CHARLESTON — Kris Warner sat at a table Tuesday afternoon in a small room inside of Advantage Valley’s Bridge Road headquarters. The office is a few miles from Corridor G, but it might as well be in another time zone from the more rural parts of Kanawha County — let alone the likes of Boone, Lincoln or Wayne counties.
And so Warner addressed the obvious.
“We’re in South Hills in the Capital City,” said Warner, the U.S. Department of Agriculture Rural Development’s director for West Virginia. “What are we doing with a rural business development grant here?”
He then handed out a $50,000 grant for Advantage Valley’s FASTER WV program.
It’s an initiative aimed at better preparing startup businesses and would-be entrepreneurs for success through a series of courses and other advisory resources. FASTER WV is funded by grants totaling more than $1.2 million from the Appalachian Regional Commission as well as the Charles Worthington Benedum Foundation. It also receives support from the Greater Kanawha Valley Foundation.
Tuesday was a busy day for Warner’s office, as it allocated nearly $3.75 million in West Virginia business development and housing assistance. The bulk of that was a $3.6 million business and industry guaranteed loan toward a hotel project in rural Nicholas County that will save 23 jobs.
It was also announced earlier in the day that the USDA was investing $92,000 to assist a St. Albans woman become a first-time homebuyer via the Section 502 Direct Loan Program. That’s a program designed to provide payment assistance to low- and very low-income homeowners in rural areas.
But the money awarded later in the afternoon could have the broadest impact, even if it was the lowest sum of the three.

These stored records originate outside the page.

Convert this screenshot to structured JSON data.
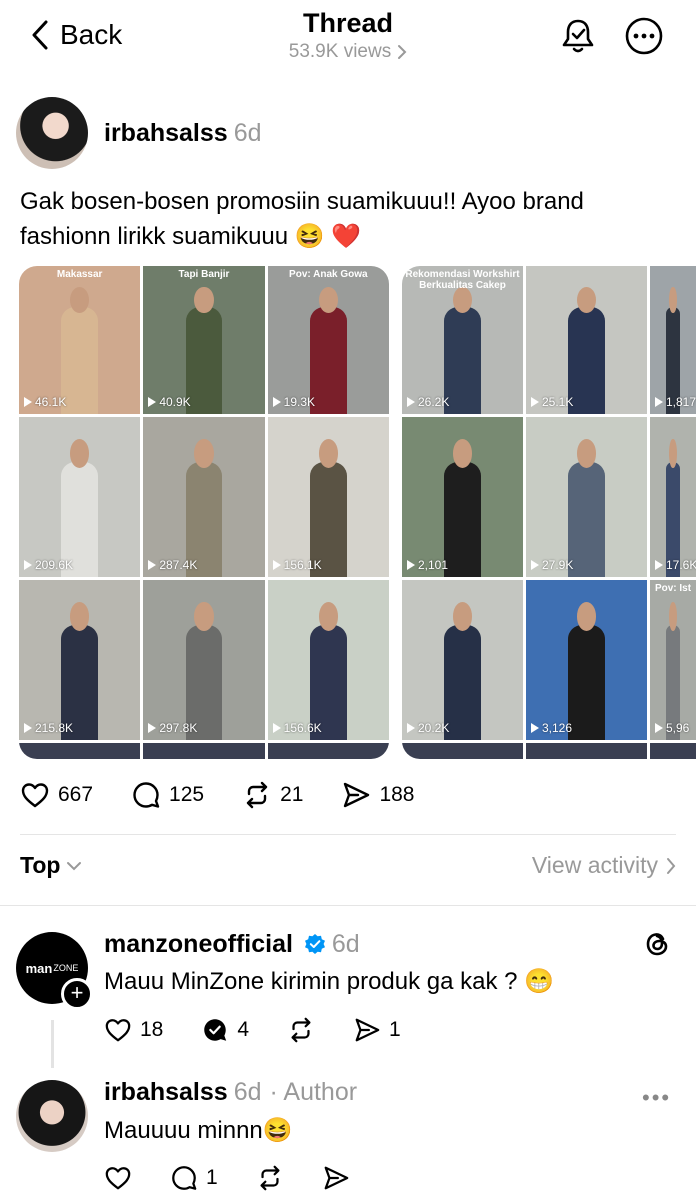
{
  "header": {
    "back_label": "Back",
    "title": "Thread",
    "views": "53.9K views"
  },
  "post": {
    "username": "irbahsalss",
    "time": "6d",
    "text": "Gak bosen-bosen promosiin suamikuuu!! Ayoo brand fashionn lirikk suamikuuu 😆 ❤️",
    "media_1": {
      "tiles": [
        {
          "caption": "Makassar",
          "count": "46.1K",
          "bg": "#cfa98e",
          "shirt": "#d7b692"
        },
        {
          "caption": "Tapi Banjir",
          "count": "40.9K",
          "bg": "#6f7d6a",
          "shirt": "#4b5a3d"
        },
        {
          "caption": "Pov: Anak Gowa",
          "count": "19.3K",
          "bg": "#9a9c9a",
          "shirt": "#7a1f2a"
        },
        {
          "caption": "",
          "count": "209.6K",
          "bg": "#c7c8c3",
          "shirt": "#e0e0dc"
        },
        {
          "caption": "",
          "count": "287.4K",
          "bg": "#a9a79f",
          "shirt": "#8b8470"
        },
        {
          "caption": "",
          "count": "156.1K",
          "bg": "#d5d3cc",
          "shirt": "#5a5344"
        },
        {
          "caption": "",
          "count": "215.8K",
          "bg": "#b8b7b0",
          "shirt": "#2b3144"
        },
        {
          "caption": "",
          "count": "297.8K",
          "bg": "#9ea09a",
          "shirt": "#6b6c6a"
        },
        {
          "caption": "",
          "count": "156.6K",
          "bg": "#c9d0c6",
          "shirt": "#2f3650"
        }
      ]
    },
    "media_2": {
      "tiles": [
        {
          "caption": "Rekomendasi Workshirt Berkualitas Cakep",
          "count": "26.2K",
          "bg": "#b7b9b6",
          "shirt": "#2f3c55"
        },
        {
          "caption": "",
          "count": "25.1K",
          "bg": "#c5c6c1",
          "shirt": "#283452"
        },
        {
          "caption": "",
          "count": "1,817",
          "bg": "#9ea4a8",
          "shirt": "#2d3440"
        },
        {
          "caption": "",
          "count": "2,101",
          "bg": "#788a72",
          "shirt": "#1e1e1e"
        },
        {
          "caption": "",
          "count": "27.9K",
          "bg": "#c8ccc4",
          "shirt": "#566478"
        },
        {
          "caption": "",
          "count": "17.6K",
          "bg": "#b0b3ad",
          "shirt": "#3b4a6a"
        },
        {
          "caption": "",
          "count": "20.2K",
          "bg": "#c4c6c1",
          "shirt": "#263047"
        },
        {
          "caption": "",
          "count": "3,126",
          "bg": "#3e6fb2",
          "shirt": "#1b1b1b"
        },
        {
          "caption": "Pov: Ist",
          "count": "5,96",
          "bg": "#a7aaa5",
          "shirt": "#777a7d"
        }
      ]
    },
    "likes": "667",
    "comments": "125",
    "reposts": "21",
    "shares": "188"
  },
  "section": {
    "sort_label": "Top",
    "view_activity": "View activity"
  },
  "replies": [
    {
      "username": "manzoneofficial",
      "time": "6d",
      "text": "Mauu MinZone kirimin produk ga kak ? 😁",
      "likes": "18",
      "replies": "4",
      "shares": "1",
      "avatar_text": "man",
      "avatar_text2": "ZONE"
    },
    {
      "username": "irbahsalss",
      "time": "6d",
      "author_tag": "· Author",
      "text": "Mauuuu minnn😆",
      "replies": "1"
    }
  ],
  "icons": {
    "back": "chevron-left-icon",
    "bell": "bell-icon",
    "more": "more-icon",
    "like": "heart-icon",
    "comment": "comment-icon",
    "repost": "repost-icon",
    "share": "send-icon",
    "threads": "threads-logo-icon",
    "verified": "verified-badge-icon"
  },
  "colors": {
    "verified": "#0095f6",
    "secondary_text": "#999999"
  }
}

Tuesday’s investment goes toward a revolving loan that officials said is now up to about $500,000 and is managed by the Wyoming County Economic Development Authority. The hope is that loan money will assist in the creation of 50 new businesses over the next three years in Advantage’s eight-county footprint that blankets the Huntington-to-Charleston corridor.
That includes a startup officials say will launch over the next few months in the northern portion of Kanawha County that will save a pair of jobs while creating nine new positions. Officials declined to identify the new business until an upcoming announcement is officially made, but did confirm that it will in the beverage-production industry.
Funding for the program wasn’t secured until the end of 2019 and wasn’t executed until April. That left Advantage Valley to encourage startup business development and enhancement of existing businesses despite the coronavirus pandemic. The application for the grant was submitted in March.
“I want to be clear about this: The end goal isn’t to use up the loan funds,” Terrell Ellis, executive director for Advantage Valley, said. “It’s really to educate people about what it takes to run a successful business. Our goal is to make it as successful as possible by providing them the knowledge they need through coaching and training before they even access our loan funds.
“Because before we make a loan, we want them to be successful. We don’t want to see them go into default. So if it takes longer for people to get trained and coached so they really understand what they’re doing before they access our loan funds — then so be it. That’s success for us.”